Task item: Please count the lines in the entries below that include the word "dropdown", and give only the number.

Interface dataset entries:
<<<<

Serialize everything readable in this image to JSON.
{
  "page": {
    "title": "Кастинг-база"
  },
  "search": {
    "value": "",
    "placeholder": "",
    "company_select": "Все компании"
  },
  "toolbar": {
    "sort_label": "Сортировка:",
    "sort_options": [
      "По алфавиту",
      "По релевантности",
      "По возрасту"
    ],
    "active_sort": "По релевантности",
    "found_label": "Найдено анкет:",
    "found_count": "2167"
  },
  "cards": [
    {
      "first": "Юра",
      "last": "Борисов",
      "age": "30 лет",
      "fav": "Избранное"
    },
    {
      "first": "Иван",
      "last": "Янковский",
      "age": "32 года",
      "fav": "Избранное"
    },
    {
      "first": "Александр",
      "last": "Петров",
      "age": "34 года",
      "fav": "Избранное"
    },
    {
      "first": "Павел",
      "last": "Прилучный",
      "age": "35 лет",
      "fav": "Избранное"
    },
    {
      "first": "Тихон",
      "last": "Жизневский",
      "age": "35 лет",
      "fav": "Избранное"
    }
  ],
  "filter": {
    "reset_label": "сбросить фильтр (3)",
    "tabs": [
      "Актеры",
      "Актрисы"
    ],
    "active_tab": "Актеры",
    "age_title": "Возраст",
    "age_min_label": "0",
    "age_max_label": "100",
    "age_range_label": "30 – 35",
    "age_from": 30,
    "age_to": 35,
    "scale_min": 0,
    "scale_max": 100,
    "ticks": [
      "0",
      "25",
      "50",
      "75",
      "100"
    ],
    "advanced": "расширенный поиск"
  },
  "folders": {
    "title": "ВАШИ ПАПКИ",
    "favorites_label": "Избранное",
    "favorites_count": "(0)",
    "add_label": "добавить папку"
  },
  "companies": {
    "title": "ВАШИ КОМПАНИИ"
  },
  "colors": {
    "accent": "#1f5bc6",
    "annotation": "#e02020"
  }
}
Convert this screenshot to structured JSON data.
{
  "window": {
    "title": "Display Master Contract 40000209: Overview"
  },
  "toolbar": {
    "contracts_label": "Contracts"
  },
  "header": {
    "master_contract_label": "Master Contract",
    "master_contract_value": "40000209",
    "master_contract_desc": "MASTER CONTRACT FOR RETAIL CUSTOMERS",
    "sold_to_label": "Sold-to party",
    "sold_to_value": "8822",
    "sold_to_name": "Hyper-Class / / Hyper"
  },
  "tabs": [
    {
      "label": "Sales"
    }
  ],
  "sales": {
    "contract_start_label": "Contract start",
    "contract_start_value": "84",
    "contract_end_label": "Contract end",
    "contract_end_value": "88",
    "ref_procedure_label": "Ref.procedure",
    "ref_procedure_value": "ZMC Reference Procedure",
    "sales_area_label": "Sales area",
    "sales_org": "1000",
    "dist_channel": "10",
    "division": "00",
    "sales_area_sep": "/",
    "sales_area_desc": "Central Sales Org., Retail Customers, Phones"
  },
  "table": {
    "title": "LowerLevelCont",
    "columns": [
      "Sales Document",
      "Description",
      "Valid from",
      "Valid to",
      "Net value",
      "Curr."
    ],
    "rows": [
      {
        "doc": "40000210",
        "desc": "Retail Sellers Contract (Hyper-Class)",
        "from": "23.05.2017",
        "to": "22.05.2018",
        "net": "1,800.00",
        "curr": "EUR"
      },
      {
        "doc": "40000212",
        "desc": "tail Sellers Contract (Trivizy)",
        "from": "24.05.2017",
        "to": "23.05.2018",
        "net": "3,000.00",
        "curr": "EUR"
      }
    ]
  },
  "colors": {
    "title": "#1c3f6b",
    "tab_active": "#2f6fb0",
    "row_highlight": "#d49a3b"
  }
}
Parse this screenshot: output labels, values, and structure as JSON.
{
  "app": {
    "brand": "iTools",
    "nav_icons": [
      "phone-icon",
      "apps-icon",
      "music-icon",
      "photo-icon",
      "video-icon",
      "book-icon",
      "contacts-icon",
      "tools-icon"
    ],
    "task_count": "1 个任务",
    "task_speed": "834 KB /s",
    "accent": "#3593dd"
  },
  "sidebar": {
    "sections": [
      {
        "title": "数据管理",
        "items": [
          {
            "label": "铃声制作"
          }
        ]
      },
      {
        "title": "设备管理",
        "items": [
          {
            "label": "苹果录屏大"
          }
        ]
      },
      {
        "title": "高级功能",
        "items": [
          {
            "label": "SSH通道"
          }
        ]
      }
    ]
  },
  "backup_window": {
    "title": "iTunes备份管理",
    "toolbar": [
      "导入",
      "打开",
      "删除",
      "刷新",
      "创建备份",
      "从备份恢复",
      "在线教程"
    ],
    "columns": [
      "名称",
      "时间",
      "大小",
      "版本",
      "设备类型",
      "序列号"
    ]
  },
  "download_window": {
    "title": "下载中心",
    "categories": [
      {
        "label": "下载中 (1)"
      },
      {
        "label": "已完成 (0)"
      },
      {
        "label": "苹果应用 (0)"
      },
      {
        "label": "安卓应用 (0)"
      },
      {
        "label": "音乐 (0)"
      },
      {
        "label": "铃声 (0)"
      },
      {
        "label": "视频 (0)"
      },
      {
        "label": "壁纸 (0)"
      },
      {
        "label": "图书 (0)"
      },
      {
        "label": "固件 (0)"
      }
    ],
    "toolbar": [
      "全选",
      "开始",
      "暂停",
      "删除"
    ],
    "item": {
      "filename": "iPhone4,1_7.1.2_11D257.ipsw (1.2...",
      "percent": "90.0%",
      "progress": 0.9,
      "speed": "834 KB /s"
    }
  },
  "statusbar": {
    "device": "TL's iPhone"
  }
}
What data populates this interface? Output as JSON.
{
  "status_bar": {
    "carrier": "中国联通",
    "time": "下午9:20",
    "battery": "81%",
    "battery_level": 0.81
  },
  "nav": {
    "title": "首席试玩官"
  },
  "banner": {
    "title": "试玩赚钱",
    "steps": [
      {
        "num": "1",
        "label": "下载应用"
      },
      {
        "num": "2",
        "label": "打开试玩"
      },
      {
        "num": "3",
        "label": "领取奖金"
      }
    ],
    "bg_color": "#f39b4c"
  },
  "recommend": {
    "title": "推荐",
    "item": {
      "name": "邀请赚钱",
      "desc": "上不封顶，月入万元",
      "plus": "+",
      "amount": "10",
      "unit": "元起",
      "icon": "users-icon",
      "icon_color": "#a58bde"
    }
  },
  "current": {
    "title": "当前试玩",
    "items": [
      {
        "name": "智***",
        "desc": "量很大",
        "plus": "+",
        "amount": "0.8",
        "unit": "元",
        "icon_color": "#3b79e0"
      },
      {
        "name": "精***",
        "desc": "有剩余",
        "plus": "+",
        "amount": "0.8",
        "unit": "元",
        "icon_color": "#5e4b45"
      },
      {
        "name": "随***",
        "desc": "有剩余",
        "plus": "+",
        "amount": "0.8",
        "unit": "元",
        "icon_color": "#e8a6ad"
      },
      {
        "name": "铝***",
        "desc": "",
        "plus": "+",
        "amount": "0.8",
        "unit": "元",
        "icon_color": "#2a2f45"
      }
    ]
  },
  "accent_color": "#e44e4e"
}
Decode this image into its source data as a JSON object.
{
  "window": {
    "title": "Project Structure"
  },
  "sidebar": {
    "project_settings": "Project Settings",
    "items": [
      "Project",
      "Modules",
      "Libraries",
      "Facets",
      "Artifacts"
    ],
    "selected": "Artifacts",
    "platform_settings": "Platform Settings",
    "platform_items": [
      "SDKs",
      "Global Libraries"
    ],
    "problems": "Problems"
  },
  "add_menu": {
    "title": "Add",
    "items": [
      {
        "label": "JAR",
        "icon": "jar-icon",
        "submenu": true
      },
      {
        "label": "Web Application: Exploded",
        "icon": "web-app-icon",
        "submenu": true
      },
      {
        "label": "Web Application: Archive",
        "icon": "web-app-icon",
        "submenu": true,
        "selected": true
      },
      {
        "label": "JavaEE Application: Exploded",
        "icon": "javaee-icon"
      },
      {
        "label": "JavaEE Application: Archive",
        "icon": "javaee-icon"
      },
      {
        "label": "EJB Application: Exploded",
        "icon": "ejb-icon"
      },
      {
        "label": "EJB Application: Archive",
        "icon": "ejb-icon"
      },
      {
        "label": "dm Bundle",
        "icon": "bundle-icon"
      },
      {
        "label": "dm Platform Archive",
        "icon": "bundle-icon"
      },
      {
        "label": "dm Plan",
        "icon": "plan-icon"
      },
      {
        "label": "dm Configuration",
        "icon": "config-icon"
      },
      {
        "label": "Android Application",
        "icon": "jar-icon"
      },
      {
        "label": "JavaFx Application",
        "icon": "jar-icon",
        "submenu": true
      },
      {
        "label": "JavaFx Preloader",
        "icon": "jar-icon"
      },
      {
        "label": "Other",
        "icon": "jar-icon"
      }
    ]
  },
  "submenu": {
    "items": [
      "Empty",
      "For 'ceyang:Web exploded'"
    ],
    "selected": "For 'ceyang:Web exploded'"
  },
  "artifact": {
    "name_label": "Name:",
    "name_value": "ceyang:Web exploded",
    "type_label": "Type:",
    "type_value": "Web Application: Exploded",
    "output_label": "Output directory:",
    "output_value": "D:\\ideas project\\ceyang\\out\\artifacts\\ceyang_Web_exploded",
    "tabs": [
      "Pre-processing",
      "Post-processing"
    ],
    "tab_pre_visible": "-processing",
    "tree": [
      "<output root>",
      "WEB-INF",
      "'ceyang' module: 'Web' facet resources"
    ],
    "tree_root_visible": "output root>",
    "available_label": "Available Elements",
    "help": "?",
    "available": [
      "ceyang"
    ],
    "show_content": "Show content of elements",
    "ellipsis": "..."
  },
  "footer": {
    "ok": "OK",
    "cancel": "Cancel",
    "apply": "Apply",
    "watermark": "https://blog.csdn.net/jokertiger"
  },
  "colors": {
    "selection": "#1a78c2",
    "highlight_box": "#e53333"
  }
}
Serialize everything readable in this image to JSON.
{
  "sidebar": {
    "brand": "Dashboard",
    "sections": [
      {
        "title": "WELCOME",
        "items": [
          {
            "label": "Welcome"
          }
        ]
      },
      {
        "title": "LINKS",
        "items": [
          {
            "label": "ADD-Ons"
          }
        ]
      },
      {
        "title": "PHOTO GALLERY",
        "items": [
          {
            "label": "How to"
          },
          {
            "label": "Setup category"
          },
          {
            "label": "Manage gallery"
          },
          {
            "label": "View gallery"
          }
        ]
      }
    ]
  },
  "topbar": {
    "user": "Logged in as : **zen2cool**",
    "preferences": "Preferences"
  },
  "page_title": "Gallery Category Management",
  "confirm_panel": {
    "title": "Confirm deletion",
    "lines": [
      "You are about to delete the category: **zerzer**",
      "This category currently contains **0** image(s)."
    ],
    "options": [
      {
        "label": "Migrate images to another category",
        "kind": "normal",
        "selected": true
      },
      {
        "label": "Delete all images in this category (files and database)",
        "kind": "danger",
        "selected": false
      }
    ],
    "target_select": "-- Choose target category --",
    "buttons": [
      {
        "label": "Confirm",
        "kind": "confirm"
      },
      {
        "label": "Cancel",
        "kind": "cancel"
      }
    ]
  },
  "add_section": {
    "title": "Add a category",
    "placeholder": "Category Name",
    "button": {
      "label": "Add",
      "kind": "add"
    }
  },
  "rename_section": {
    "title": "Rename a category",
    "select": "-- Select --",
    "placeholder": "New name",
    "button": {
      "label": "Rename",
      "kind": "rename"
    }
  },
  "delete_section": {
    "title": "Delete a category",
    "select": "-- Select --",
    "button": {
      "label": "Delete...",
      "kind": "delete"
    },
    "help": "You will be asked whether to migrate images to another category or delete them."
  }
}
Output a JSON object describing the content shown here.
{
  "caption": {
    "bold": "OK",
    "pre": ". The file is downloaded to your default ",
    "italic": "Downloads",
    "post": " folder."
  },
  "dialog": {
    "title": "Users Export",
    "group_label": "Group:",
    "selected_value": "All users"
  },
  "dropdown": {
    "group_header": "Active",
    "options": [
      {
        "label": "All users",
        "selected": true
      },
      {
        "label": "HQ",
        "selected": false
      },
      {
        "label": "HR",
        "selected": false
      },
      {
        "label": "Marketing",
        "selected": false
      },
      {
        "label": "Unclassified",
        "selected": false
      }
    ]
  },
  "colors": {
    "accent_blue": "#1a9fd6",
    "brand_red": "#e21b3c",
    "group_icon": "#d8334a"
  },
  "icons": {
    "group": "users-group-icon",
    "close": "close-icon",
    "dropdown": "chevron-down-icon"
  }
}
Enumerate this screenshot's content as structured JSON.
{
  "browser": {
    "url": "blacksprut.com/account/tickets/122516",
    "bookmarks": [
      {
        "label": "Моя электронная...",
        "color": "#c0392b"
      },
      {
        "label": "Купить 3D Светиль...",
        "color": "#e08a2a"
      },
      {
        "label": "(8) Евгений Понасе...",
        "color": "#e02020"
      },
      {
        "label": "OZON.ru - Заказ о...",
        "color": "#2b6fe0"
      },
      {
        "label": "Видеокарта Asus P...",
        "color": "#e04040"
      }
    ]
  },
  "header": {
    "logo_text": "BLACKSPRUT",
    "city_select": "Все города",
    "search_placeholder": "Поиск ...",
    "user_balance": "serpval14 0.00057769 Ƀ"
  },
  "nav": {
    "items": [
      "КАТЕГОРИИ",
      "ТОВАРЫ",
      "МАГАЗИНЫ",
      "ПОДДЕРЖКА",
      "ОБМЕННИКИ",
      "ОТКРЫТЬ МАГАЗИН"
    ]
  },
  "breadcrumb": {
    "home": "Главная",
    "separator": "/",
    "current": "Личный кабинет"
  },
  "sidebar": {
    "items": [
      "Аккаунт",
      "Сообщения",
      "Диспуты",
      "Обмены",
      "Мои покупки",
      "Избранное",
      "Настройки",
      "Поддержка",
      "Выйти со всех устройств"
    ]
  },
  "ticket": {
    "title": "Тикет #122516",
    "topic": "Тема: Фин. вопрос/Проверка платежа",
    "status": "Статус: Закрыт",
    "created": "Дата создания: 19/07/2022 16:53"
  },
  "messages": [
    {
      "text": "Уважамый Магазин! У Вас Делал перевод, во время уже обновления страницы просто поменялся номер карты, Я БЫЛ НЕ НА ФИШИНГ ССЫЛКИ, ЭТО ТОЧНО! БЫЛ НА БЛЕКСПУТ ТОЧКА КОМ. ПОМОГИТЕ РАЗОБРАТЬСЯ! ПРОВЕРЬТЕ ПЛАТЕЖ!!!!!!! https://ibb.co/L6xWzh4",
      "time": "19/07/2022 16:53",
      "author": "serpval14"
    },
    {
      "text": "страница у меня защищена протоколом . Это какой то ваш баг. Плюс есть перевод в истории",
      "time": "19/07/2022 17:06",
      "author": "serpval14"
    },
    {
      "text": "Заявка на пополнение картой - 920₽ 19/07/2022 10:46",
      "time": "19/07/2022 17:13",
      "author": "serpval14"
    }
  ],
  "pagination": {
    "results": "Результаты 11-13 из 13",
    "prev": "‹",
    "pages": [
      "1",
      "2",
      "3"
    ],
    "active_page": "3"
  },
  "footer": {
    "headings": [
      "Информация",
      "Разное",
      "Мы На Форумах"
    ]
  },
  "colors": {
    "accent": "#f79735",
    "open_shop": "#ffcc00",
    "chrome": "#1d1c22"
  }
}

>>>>

Result of this task: 2